Good listeners do far more than simply remain silent while someone else is speaking. They listen with their whole body, give signals that convey they are paying close attention, and invite more information with open-ended questions. These open-ended questions, by the way, are those that cannot be answered with “yes” or “no,” and invite the speaker to talk at greater length.

It’s the difference between saying, “Are you OK?” which begs for a quick yes-or-no answer that closes off any further conversation, and saying, “How are you doing now?” which invites much more. Good listeners also read body language and are sensitive to other nonverbal cues. When they get mixed or confusing messages, they aren’t afraid to ask questions to clarify.

More importantly, good listeners give you the feeling that, at least for the moment, there is nothing they’d rather be doing. They raise other people’s self-esteem by being interested and showing it. Even when they say very little, they are usually thought of as superb communicators.

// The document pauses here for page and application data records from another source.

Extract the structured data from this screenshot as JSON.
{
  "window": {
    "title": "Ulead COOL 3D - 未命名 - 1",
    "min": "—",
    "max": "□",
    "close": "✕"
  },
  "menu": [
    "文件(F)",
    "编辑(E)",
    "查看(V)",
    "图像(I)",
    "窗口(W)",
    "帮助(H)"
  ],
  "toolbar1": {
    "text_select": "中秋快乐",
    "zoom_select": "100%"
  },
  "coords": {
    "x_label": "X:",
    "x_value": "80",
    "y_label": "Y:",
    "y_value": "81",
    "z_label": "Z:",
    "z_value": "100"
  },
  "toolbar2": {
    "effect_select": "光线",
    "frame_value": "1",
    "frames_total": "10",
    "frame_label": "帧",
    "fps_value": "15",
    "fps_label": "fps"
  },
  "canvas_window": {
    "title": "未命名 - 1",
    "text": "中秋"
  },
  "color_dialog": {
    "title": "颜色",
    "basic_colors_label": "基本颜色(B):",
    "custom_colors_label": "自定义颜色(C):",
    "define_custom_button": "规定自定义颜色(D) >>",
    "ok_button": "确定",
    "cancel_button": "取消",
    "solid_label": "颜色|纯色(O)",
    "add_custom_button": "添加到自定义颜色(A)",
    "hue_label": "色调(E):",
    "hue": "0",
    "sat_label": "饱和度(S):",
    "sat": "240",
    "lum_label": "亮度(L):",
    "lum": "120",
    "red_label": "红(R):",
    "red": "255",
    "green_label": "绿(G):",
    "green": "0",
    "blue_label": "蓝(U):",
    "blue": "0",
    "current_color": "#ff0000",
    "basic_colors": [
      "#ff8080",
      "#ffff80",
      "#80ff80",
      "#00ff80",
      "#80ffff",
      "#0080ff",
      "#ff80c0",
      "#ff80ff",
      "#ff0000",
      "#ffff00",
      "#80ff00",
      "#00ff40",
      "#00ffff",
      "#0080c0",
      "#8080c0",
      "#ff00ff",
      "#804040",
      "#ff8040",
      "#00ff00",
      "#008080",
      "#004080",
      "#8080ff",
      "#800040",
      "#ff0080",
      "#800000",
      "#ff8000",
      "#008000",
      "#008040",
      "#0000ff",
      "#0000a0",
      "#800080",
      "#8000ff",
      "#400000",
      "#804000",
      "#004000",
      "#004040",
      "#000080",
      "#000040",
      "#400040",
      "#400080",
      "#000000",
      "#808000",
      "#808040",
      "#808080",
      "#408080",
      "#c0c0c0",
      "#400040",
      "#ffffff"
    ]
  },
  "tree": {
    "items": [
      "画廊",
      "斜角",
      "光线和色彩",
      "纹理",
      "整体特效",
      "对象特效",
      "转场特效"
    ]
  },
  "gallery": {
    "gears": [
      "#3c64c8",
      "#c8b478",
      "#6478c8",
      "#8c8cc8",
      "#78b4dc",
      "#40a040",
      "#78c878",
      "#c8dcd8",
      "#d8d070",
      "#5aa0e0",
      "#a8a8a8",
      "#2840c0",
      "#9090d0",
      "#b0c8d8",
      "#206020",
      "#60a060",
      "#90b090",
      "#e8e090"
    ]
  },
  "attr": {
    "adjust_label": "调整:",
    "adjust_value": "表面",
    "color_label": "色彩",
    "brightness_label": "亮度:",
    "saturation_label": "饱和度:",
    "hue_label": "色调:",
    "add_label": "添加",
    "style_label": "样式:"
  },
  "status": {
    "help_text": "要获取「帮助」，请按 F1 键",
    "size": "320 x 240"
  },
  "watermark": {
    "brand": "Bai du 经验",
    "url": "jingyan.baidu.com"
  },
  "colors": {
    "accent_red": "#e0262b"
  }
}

We know how it feels to have someone’s undivided attention, that elevation of spirit and esteem. It’s a great feeling, and one that needs to be shared with others. So, how good of a communicator are you? ~The Pacific Institute

4. Columbia Gorge Genealogical Society Annual Cultural Brunch, Nov. 10

Columbia Gorge Genealogical Society Annual Cultural Brunch

Bring a dish – Share a heritage!

November 10, 2018 – 10:30am

Columbia Gorge Discovery Center

Downstairs Classroom

5. Sherman County Senior & Community Center November Meal Menu

Sherman County Senior & Community Center Meal Menu – November 2018

We serve lunch at 12:00, noon sharp.  First come, first served.

If you have a group of 2 or more, please let the Kitchen staff know at  541-565-3191 the day before to ensure that we make enough food to serve!

MEAL PRICING: Under 60 Yrs. Is $7.00 ~ 60 Yrs. & Up $4.00 suggested donation!

Monday Tuesday Wednesday Thursday Friday


1 2
Beef Stew Hot Turkey Sandwich
Biscuits Mashed Potatoes & Gravy
Salad & Fruit Veggies, Salad & Dessert
5 6 7 8 9
Fish Soft Tacos Meatloaf Chili Chicken & Noodles
Hash Brown Casserole Refried Beans Mashed Potatoes & Gravy Cornbread Veggies
Salad & Dessert Salad & Fruit Veggies, Salad & Dessert Salad & Fruit Salad & Dessert
12 13 14 15 16 Thanksgiving Lunch
CLOSED Sweet & Sassy Chicken Oven Fried Chicken Baked Potato Bar Roasted Turkey
FOR Rice Pilaf & Veggies Mashed Potatoes & Gravy Chili, Cheese, Onions Mashed Potatoes & Gravy
VETERAN’S DAY Salad & Fruit Veggies, Salad & Dessert Salad & Fruit Rolls, Veggies & Pie
19 20 PIE BAKE SALE!! 21 22 23
Sweet & Sour Meatballs Chicken Fried Rice Chicken Fried Steak CLOSED CLOSED
Rice Pilaf & Veggies Muffins & Veggies Mashed Potatoes & Gravy FOR FOR
Salad & Dessert Salad & Fruit Veggies, Salad & Dessert THANKSGIVING THANKSGIVING
26 27 28 29 30
Cheese-burgers Lasagna Hamburger Gravy over Turkey Tetrazzini Chicken Teriyaki
Potato Wedges Veggies Mashed Potatoes Veggies & Salad Rice Pilaf
Salad & Dessert Salad & Fruit Veggies, Salad & Dessert Fruit Veggies, Salad & Dessert

MENU SUBJECT TO CHANGE DUE TO AVAILABILITY — ATTENTION:  For those who have food allergies, be aware that a large variety of food is prepared in the kitchen.  Therefore, meals may be prepared with ingredients and food service equipment may come in contact with ingredients to which you may have an allergic reaction, such as nuts.

6. Links: Things to Think About & Things to Do

bird.owl3FACT CHECK: President Trump’s False Claims On Migrant Caravan, Tax Cuts

Young Angry Men & Gangbangers March Towards U.S. Yelling “Vamos Para Allá Trump!”

Opinion. No, civility isn’t optional

Wasco Facility Hosts Job Fair